7.3. The Tribunal is of the view that it is the urgent need of the hour that law-enforcement be made impartial, effective and humane. For impartial law-enforcement, the functioning of the police must be independent of political direction and interference. Courses on human rights, the eradication of caste and communal prejudices, and humane riot control methods should be included in the training programme for police and other law-enforcement agencies. Training of police personnel on the especially sensitive matter of dealing with communal violence is also necessary. The examination of video footage of telecasts by local TV channels as well as of police videos, should become mandatory, to identify and prosecute those found guilty of making provocative speeches/statements and indulging in acts of violence.

7.4. The social composition of all law-enforcement agencies should be diverse, wherein the presence of at least 25 percent of the personnel from among the minorities and women should be ensured. For this purpose, a study should be undertaken to assess the present representation of these categories in the police and the deficiency should be made up.

7.5. Recommendations of the Committee on Police Training, 1972, should be implemented, especially in relation to social justice and attitudinal reorientation of the police through appropriate training on social justice issues.

7.6. The need for the existence of centralised All India Services, such as the IAS and the IPS, should be examined in the light of increasing democratic decentralisation in the country. An Administrative Reforms Commission with a comprehensive mandate, should be set up to examine a gamut of issues that arise in this connection.

7.7. Official and NGO inquiries and investigative reporting by eminent persons have noted the partisan role of the police during riots. These reports include those of the Justice Madon Commission (1970), National Police Commission (1981), studies by Shri NC Saxena (1983) and Shri VN Rai (1996), and finally, by the Justice Shrikrishna Commission on the Mumbai riots (1992-93). (See Detailed Annexure, Volume III).

The extremely partisan role of the law-enforcement agencies has been generally attributed to the following four factors:

u A culture of governance which makes the police function as a subordinate body, carrying out orders and directions of the political executive.

u Deeply entrenched communal prejudices in the minds of a section of officials and police personnel.

u Social composition of the police and of the other wings of the law-enforcement and criminal justice system, wherein minorities are persistently under-represented.

u Lack of training in humane and effective mob control by the police. This is a state of affairs that needs to be rectified and rectified quickly. The Tribunal notes with anguish and concern that no political party has ever paid heed to the urgent need for radical police reforms. The Tribunal recommends that this be a matter that is debated and legislated upon with the utmost urgency.
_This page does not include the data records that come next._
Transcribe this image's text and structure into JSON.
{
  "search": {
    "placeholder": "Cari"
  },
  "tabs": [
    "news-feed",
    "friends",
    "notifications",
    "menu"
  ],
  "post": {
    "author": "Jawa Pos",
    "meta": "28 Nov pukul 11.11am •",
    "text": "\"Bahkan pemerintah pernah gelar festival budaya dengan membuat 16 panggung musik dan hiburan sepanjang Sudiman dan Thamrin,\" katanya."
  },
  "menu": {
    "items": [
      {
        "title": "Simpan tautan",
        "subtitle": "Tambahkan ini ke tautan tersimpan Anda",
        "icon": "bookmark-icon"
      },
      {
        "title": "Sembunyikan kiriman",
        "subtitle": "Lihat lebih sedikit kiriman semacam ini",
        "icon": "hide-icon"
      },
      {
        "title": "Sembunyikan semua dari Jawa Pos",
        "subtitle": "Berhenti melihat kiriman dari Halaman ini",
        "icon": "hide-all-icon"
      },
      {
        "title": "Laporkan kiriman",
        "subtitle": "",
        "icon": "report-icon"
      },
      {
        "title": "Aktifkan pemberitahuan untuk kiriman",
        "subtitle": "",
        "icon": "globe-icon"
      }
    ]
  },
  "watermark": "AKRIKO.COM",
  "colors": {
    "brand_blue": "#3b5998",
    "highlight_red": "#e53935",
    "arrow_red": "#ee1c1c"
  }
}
Let it not happen that more carnages take place and are condoned by the political class, simply because they lack the moral courage to initiate and push for an independent police authority in the country.

7.8. Legal provisions must be enacted to ensure restitution of rights and compensation to sufferers/victims of the riots. (The rationale and modalities for taking these measures have been discussed in the National Commission on Minorities Report on Communal Riots: Prevention & Control (1999).)

8. Civil Society

8.1. Joint forums of all social groups - castes, religions, etc. - should be created to discuss, debate and deliberate upon all matters of common concern.

8.2. Common festivals and festivities should be organised not only on national occasions but also to celebrate the special occasions of all religious groups.

8.3. Discourses should be held to educate people on the merits of each religion and the denigration of any religion should be statutorily banned and made punishable.

8.4. Mixed localities, housing complexes, housing societies, clubs, educational and recreational institutions should be promoted and social intercourse and interactions including voluntary inter-caste, inter-religious marriages should be encouraged.


Published by: Citizens for Justice and Peace